2. Because this is a conservative farming area, in general all boys beyond toddler age
should wear adult-type clothing.
3. Keep modern infant accessories (i.e. diapers, baby bottles) kept out of sight. No
Men: See military guidelines above
Civilians will be in a period style campsite. Since there are a limited number of town buildings
for civilians to inhabit, we will make due with period tents near the town site. A tents or wall-tents are acceptable. However, no modern camping equipment may be in
sight (coolers, air mattresses, food wrappers, soda cans, modern lanterns, etc.). This is for
the entire weekend, not just while camps are open to spectators.
Civilian Activities: Civilian activities will be set around stations
established at buildings at different parts of the event site. These buildings are unfurnished.
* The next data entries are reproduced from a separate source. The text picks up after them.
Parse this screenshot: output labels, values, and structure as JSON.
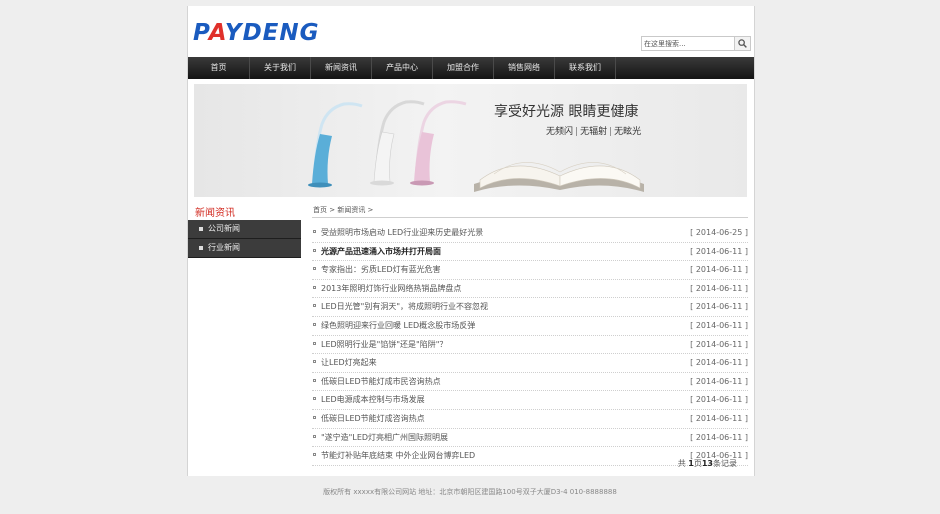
{
  "header": {
    "logo_text_a": "P",
    "logo_text_b": "A",
    "logo_text_c": "YDENG",
    "search_placeholder": "在这里搜索..."
  },
  "nav": {
    "items": [
      "首页",
      "关于我们",
      "新闻资讯",
      "产品中心",
      "加盟合作",
      "销售网络",
      "联系我们"
    ]
  },
  "banner": {
    "slogan": "享受好光源 眼睛更健康",
    "tags": [
      "无频闪",
      "无辐射",
      "无眩光"
    ],
    "tag_separator": "|"
  },
  "sidebar": {
    "title": "新闻资讯",
    "items": [
      "公司新闻",
      "行业新闻"
    ]
  },
  "breadcrumb": "首页 > 新闻资讯 >",
  "news": [
    {
      "title": "受益照明市场启动 LED行业迎来历史最好光景",
      "date": "[ 2014-06-25 ]",
      "bold": false
    },
    {
      "title": "光源产品迅速涌入市场并打开局面",
      "date": "[ 2014-06-11 ]",
      "bold": true
    },
    {
      "title": "专家指出：劣质LED灯有蓝光危害",
      "date": "[ 2014-06-11 ]",
      "bold": false
    },
    {
      "title": "2013年照明灯饰行业网络热销品牌盘点",
      "date": "[ 2014-06-11 ]",
      "bold": false
    },
    {
      "title": "LED日光管\"别有洞天\"，将成照明行业不容忽视",
      "date": "[ 2014-06-11 ]",
      "bold": false
    },
    {
      "title": "绿色照明迎来行业回暖 LED概念股市场反弹",
      "date": "[ 2014-06-11 ]",
      "bold": false
    },
    {
      "title": "LED照明行业是\"馅饼\"还是\"陷阱\"？",
      "date": "[ 2014-06-11 ]",
      "bold": false
    },
    {
      "title": "让LED灯亮起来",
      "date": "[ 2014-06-11 ]",
      "bold": false
    },
    {
      "title": "低碳日LED节能灯成市民咨询热点",
      "date": "[ 2014-06-11 ]",
      "bold": false
    },
    {
      "title": "LED电源成本控制与市场发展",
      "date": "[ 2014-06-11 ]",
      "bold": false
    },
    {
      "title": "低碳日LED节能灯成咨询热点",
      "date": "[ 2014-06-11 ]",
      "bold": false
    },
    {
      "title": "\"遂宁造\"LED灯亮相广州国际照明展",
      "date": "[ 2014-06-11 ]",
      "bold": false
    },
    {
      "title": "节能灯补贴年底结束 中外企业网台博弈LED",
      "date": "[ 2014-06-11 ]",
      "bold": false
    }
  ],
  "pager": {
    "prefix": "共",
    "pages": "1",
    "middle": "页",
    "count": "13",
    "suffix": "条记录"
  },
  "footer": "版权所有 xxxxx有限公司网站 地址：北京市朝阳区建国路100号双子大厦D3-4 010-8888888",
  "colors": {
    "logo_blue": "#1a5bbf",
    "logo_red": "#e0302a",
    "sidebar_title": "#d22a20",
    "nav_bg": "#1e1e1e",
    "sidebar_bg": "#3c3c3c"
  }
}
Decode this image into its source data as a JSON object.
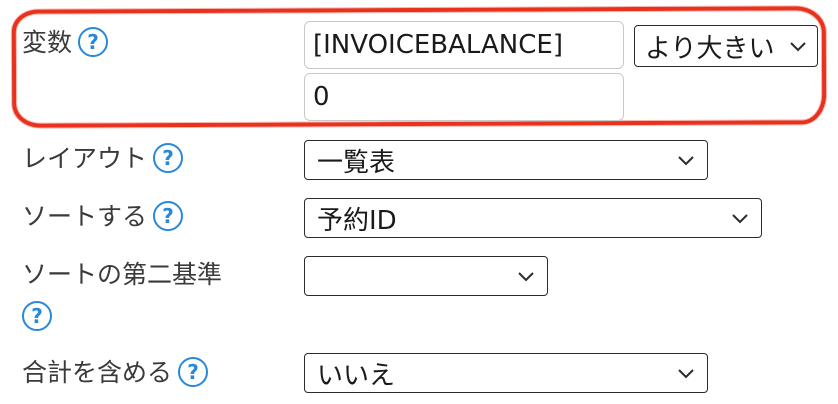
{
  "variable": {
    "label": "変数",
    "help": "?",
    "field_value": "[INVOICEBALANCE]",
    "operator": "より大きい",
    "comparison_value": "0"
  },
  "layout": {
    "label": "レイアウト",
    "help": "?",
    "selected": "一覧表"
  },
  "sort": {
    "label": "ソートする",
    "help": "?",
    "selected": "予約ID"
  },
  "secondary_sort": {
    "label": "ソートの第二基準",
    "help": "?",
    "selected": ""
  },
  "include_total": {
    "label": "合計を含める",
    "help": "?",
    "selected": "いいえ"
  },
  "colors": {
    "highlight": "#e8321e",
    "help_icon": "#2a88d8"
  }
}
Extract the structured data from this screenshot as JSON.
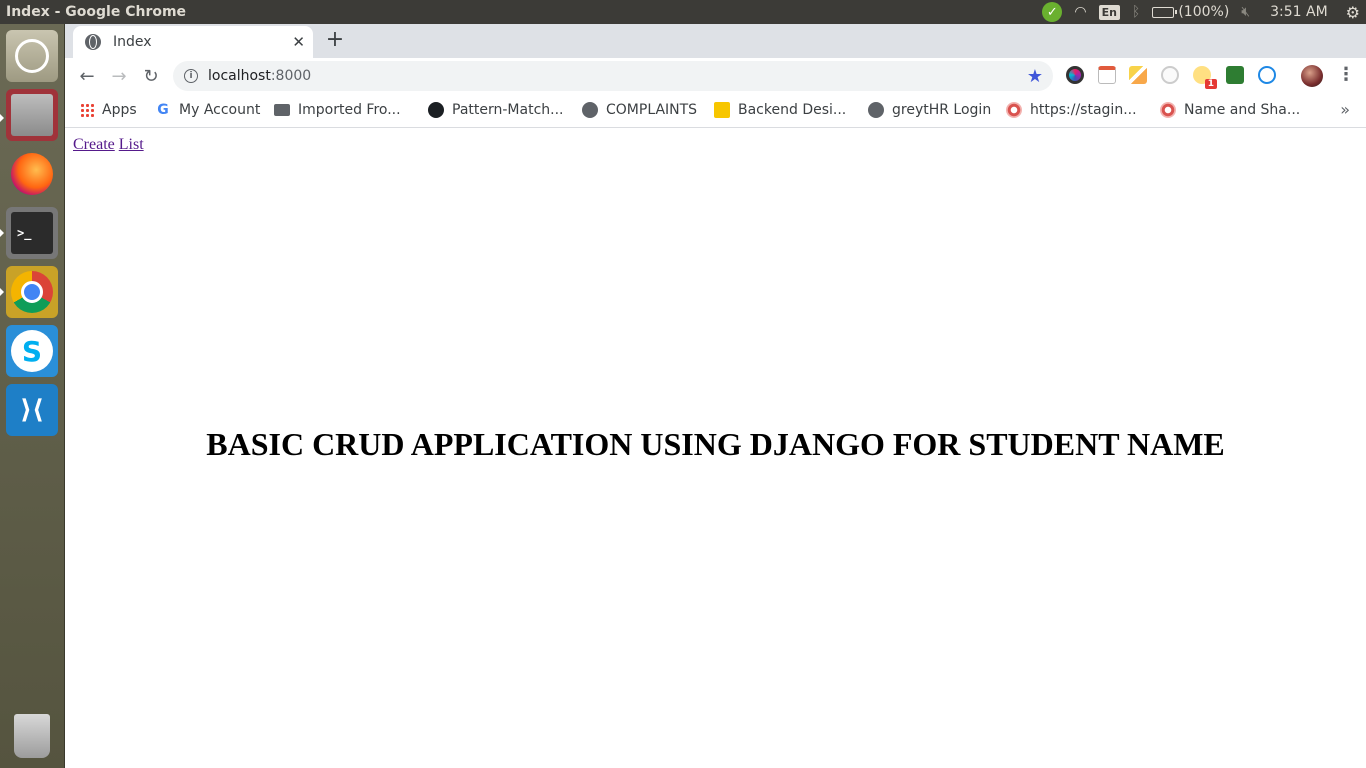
{
  "system": {
    "window_title": "Index - Google Chrome",
    "keyboard_layout": "En",
    "battery": "(100%)",
    "clock": "3:51 AM"
  },
  "launcher": {
    "items": [
      "ubuntu-dash",
      "files",
      "firefox",
      "terminal",
      "chrome",
      "skype",
      "vscode",
      "trash"
    ]
  },
  "browser": {
    "tab": {
      "title": "Index"
    },
    "url_host": "localhost",
    "url_port": ":8000",
    "extensions": {
      "badge_count": "1"
    },
    "bookmarks": [
      {
        "label": "Apps",
        "icon": "apps-icon"
      },
      {
        "label": "My Account",
        "icon": "google-icon"
      },
      {
        "label": "Imported Fro...",
        "icon": "folder-icon"
      },
      {
        "label": "Pattern-Match...",
        "icon": "github-icon"
      },
      {
        "label": "COMPLAINTS",
        "icon": "globe-icon"
      },
      {
        "label": "Backend Desi...",
        "icon": "slides-icon"
      },
      {
        "label": "greytHR Login",
        "icon": "globe-icon"
      },
      {
        "label": "https://stagin...",
        "icon": "flower-icon"
      },
      {
        "label": "Name and Sha...",
        "icon": "flower-icon"
      }
    ]
  },
  "page": {
    "links": {
      "create": "Create",
      "list": "List"
    },
    "heading": "BASIC CRUD APPLICATION USING DJANGO FOR STUDENT NAME"
  },
  "colors": {
    "link_visited": "#551a8b",
    "panel": "#3c3b37",
    "bookmark_star": "#4056d9"
  }
}
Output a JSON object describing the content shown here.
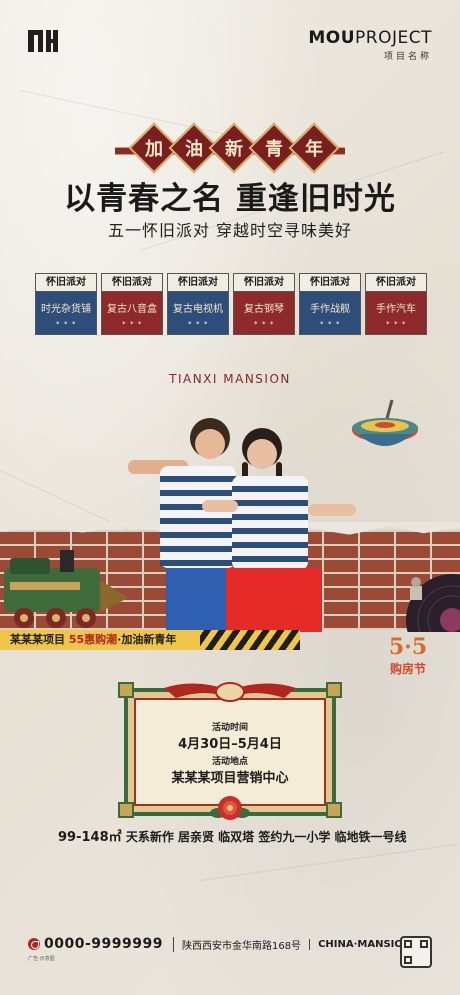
{
  "header": {
    "brand_bold": "MOU",
    "brand_light": "PROJECT",
    "brand_sub": "项目名称"
  },
  "banner": {
    "chars": [
      "加",
      "油",
      "新",
      "青",
      "年"
    ]
  },
  "headline": {
    "title": "以青春之名  重逢旧时光",
    "subtitle": "五一怀旧派对  穿越时空寻味美好"
  },
  "cards": [
    {
      "top": "怀旧派对",
      "name": "时光杂货铺",
      "color": "blue"
    },
    {
      "top": "怀旧派对",
      "name": "复古八音盒",
      "color": "red"
    },
    {
      "top": "怀旧派对",
      "name": "复古电视机",
      "color": "blue"
    },
    {
      "top": "怀旧派对",
      "name": "复古钢琴",
      "color": "red"
    },
    {
      "top": "怀旧派对",
      "name": "手作战舰",
      "color": "blue"
    },
    {
      "top": "怀旧派对",
      "name": "手作汽车",
      "color": "red"
    }
  ],
  "mansion": "TIANXI MANSION",
  "ribbon": {
    "prefix": "某某某项目 ",
    "highlight": "55惠购潮",
    "suffix": "·加油新青年"
  },
  "badge": {
    "number": "5·5",
    "text": "购房节"
  },
  "event": {
    "time_label": "活动时间",
    "time_value": "4月30日–5月4日",
    "place_label": "活动地点",
    "place_value": "某某某项目营销中心"
  },
  "features": {
    "area": "99-148㎡",
    "items": "天系新作  居亲贤  临双塔  签约九一小学  临地铁一号线"
  },
  "footer": {
    "phone": "0000-9999999",
    "address": "陕西西安市金华南路168号",
    "china": "CHINA·MANSION",
    "ad": "广告·示意图"
  },
  "colors": {
    "red": "#8e2a2b",
    "blue": "#2d4e7a",
    "yellow": "#f0c54a",
    "green": "#3a6b3f"
  }
}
Participants are encouraged to bring furniture
items and household goods to use on their "stage."
All civilian participants should be willing to engage in some period
activity - period food preparation (cooking, butter churning, etc.), handcrafts (sewing,
weaving, etc.), trades (blacksmithing, woodworking, printing, etc.), period music,
first-person impressions (discussing 1861 current events, telling spectators your story). Make sure any persona or scenario you present to
the public is appropriate to the time, place, and mood of the event.
Battle of Athens
Leslie Anders, "Farthest North: The Historian and the Battle of Athens"
(Missouri Historical Review, Vol. 65, No. 2, January 1975)
Leslie Anders, "The Twenty-First Missouri: From Home Guard to Union Regiment" (Greenwood
Press, Westport Conn. 1975)
Ben F. Dixon, "The Battle of Athens: Fourteen Contemporary
Reports," (n.d.), " Martin Green's Boomerang" (1966), and "Farthest
North: 1861" (1969)
Kenneth Doud and Alcene Henn, "The Good Old Days: Early History
of Northeast Clark County, Missouri" (n.p., 1963)
Goodspeed's "History of Lewis, Clark, Know and Scotland
Counties" (St. Louis, 1887)
Hon. George W. McCrary, "The Battle of Athens," in Military
Order of the Loyal Legion of the United States, Missouri Commandery, War Papers and
Personal Reminiscences (St. Louis, 1892), I, 171.